MLB All-Underrated Team For 2009: Position Players

Ed LeiserCorrespondent IAugust 8, 2009

PHOENIX - JULY 23:  Manager A.J. Hinch of the Arizona Diamondbacks congratulates Mark Reynolds after scoring against the Pittsburgh Pirates during the major league baseball game at Chase Field on July 23, 2009 in Phoenix, Arizona. The Diamondbacks defeated the Pirates 11-4.  (Photo by Christian Petersen/Getty Images)

It's time to get the "other" guys some recognition. Sure, America loves Albert Pujols, Derek Jeter, and Dustin Pedroia, but too many players this year are flying under the radar.

Chances are, if you follow any of these players on a regular basis, you'll likely feel like me—they deserve to be in the spotlight.
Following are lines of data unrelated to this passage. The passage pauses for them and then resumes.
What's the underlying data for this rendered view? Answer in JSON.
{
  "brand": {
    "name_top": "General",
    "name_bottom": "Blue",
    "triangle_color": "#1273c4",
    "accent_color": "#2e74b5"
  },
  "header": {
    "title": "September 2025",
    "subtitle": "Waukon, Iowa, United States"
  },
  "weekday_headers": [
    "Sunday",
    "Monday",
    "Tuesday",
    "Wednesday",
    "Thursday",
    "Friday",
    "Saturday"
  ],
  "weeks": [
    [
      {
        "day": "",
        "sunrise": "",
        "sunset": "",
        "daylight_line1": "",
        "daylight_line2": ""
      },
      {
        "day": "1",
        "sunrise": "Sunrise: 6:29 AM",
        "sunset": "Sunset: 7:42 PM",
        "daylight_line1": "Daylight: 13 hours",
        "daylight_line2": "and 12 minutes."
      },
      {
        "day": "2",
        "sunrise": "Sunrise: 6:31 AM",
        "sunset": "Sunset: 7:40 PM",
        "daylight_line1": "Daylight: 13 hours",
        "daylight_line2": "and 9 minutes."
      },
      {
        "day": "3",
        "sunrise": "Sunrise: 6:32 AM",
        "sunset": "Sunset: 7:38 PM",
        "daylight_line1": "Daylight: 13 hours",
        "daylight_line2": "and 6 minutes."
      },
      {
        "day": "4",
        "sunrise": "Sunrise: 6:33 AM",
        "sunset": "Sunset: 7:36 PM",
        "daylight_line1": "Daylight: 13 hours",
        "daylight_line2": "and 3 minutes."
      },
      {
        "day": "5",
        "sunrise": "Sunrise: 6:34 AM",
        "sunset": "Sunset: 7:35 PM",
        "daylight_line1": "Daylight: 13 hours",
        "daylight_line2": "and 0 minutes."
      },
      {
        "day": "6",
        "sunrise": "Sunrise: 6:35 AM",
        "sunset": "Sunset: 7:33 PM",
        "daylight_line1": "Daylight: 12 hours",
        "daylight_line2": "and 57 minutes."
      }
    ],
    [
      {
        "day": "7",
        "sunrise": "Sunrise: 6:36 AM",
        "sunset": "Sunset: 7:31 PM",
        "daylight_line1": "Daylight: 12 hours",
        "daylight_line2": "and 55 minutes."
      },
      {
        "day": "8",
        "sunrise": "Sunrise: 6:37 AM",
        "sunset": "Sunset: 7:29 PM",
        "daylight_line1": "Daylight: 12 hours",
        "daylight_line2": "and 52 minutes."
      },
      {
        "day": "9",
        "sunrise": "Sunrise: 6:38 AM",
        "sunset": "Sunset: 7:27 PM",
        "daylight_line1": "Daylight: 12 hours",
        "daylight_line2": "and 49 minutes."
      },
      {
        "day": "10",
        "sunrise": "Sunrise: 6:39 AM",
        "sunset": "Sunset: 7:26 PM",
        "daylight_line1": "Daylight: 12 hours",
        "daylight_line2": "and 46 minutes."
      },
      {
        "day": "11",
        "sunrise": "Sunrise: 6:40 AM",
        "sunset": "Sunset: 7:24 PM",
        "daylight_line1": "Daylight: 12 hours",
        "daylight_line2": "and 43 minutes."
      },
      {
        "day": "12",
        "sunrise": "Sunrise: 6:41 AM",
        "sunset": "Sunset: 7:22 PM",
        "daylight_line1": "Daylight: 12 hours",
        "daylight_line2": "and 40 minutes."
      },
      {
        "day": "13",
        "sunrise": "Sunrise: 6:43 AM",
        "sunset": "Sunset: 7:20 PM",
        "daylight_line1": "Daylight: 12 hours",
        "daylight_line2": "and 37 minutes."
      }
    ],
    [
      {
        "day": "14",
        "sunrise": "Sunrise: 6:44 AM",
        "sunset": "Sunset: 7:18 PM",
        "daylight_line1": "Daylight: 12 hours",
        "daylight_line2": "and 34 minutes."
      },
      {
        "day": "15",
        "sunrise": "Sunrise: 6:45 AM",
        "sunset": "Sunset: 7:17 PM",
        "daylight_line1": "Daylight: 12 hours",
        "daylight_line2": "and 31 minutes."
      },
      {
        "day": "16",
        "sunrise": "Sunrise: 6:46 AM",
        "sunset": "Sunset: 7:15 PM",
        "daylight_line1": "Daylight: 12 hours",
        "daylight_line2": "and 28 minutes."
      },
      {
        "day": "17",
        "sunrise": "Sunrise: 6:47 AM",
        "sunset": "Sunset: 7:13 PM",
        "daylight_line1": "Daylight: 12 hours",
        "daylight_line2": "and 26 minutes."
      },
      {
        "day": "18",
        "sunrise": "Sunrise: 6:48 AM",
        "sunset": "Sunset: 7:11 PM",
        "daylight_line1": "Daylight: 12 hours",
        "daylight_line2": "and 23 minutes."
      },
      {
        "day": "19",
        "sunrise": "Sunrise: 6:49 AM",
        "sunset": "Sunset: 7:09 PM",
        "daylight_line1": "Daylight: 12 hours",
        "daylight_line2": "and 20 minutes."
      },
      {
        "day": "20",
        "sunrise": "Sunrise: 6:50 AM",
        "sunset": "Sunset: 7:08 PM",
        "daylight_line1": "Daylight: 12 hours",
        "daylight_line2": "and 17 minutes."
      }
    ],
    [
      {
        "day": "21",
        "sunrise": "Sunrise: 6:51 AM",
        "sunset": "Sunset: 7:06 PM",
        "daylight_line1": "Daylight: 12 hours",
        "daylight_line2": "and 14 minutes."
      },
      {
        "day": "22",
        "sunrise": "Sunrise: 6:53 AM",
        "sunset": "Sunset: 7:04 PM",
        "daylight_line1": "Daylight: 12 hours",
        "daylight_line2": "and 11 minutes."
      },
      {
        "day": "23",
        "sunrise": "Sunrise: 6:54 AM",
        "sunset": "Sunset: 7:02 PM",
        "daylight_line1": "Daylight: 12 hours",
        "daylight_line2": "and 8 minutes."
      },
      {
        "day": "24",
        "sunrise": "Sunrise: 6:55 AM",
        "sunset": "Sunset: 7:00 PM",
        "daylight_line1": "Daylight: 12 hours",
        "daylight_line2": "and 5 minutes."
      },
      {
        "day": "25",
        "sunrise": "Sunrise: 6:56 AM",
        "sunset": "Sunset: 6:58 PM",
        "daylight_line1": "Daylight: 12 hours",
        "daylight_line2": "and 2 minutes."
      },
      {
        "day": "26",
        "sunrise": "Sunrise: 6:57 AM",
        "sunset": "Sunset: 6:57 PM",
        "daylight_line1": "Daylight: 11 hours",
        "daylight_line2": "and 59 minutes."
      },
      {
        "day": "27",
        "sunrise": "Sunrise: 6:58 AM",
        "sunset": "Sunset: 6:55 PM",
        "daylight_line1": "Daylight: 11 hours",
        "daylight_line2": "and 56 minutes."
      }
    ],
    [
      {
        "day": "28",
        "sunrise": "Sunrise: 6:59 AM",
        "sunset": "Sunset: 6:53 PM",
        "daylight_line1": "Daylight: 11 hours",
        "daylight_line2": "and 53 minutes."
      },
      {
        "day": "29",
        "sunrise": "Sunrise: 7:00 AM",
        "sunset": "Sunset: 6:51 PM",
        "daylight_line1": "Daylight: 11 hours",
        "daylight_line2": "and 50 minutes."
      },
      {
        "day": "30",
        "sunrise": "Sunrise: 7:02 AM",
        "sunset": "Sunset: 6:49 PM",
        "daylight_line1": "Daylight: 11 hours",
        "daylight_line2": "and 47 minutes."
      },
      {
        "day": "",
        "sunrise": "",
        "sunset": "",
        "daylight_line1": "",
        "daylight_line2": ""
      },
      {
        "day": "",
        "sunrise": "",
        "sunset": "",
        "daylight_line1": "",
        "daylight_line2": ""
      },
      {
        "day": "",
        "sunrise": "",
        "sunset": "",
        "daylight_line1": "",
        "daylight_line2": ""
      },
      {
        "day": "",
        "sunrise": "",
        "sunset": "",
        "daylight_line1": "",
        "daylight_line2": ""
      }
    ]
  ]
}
The following players on my All-Underrated Team are a diverse bunch, but they all have one thing in common: they are having fantastic seasons despite not getting the media attention of others.


Mike Napoli, Angels

Napoli, 27, is second among catchers in home runs with 16—he trails Joe Mauer, who you may have heard of.  Napoli plays in Los Angeles on a division-leader, but doesn't get the attention of guys like Jorge Posada and Jason Varitek. His .527 slugging percentage is good enough for me, though, and he makes my team.

First Base:

Kendry Morales, Angels

Another Angel, another star flying under the radar. Morales has a better batting average (.291) than Mark Teixeira, more RBI (71) than Adrian Gonzalez, a better on-base percentage (.341) than Ryan Howard, and more home runs (23) than Miguel Cabrera. Why haven't we been talking about this 26-year-old superstar in the making?

Second Base:

Ben Zobrist, Rays

Zobrist leads all second basemen in OPS, enough said. He also has 13 stolen bases and a .290 batting average, just for good measure. Though he did not originally start for the Rays, he has made the most of his opportunities in an injury-plagued Rays infield.

Third Base:

Mark Reynolds, Diamondbacks

What has gotten into this guy? The 25-year-old leads all third basemen in home runs—by 10. He is also third in stolen bases with 20. His power and speed numbers are off the charts, and the fact that he plays third—a position usually reserved for the not-so-fleet-of-foot—only enhances his value. 

Look away from the 150 strikeouts (I know, it's an eye-sore) to find an on-base percentage of .372—well above average.


Jason Bartlett, Rays

The other All-Star member of the Rays' middle infield, Bartlett, 29, is having a terrific season. His .334 batting average leads American League shortstops, and his 21 steals are good for second in baseball among shortstops. His .530 slugging percentage is behind only Hanley Ramirez. Pretty good by my account.


Shane Victorino, Phillies

Poor Shane. On a team with Jimmy Rollins, Chase Utley, Ryan Howard, Raul Ibanez, and even Jayson Werth, there's not enough love to go around. But the Flyin' Hawaiian is third among outfielders in baseball with 74 runs scored. A .377 on-base percentage, .313 batting average, and 17 steals make him a worthy addition to the All-Underrated team for 2009.

Andre Ethier, Dodgers

Tied for fifth among all outfielders in home runs with 23, Ethier too often takes a back seat to other members of the Dodger outfield—most notably Manny Ramirez. Ethier's batting average (.273) and stolen bases (5) may not look too glamorous, but his numbers overall put him in the top-tier for an otherwise down year of outfielders. 

Shin-Soo Choo, Indians

Choo's .402 on-base percentage puts him third among all outfielders in baseball, but he is stuck on the Indians, which really hurts his popularity. Choo is a guy who offers a little bit of everything.  Good power (13 HR, 61 RBI), good speed (15 steals), and a good bat (.295 batting average) make for a good addition to the All-Underrated team.

Of course, I'm open to debate the members of this team and some of the notable absentees. Feel free to comment and share your thoughts on who should be in or out.  Pitchers have been excluded from this team—for now—but will be added at a later date.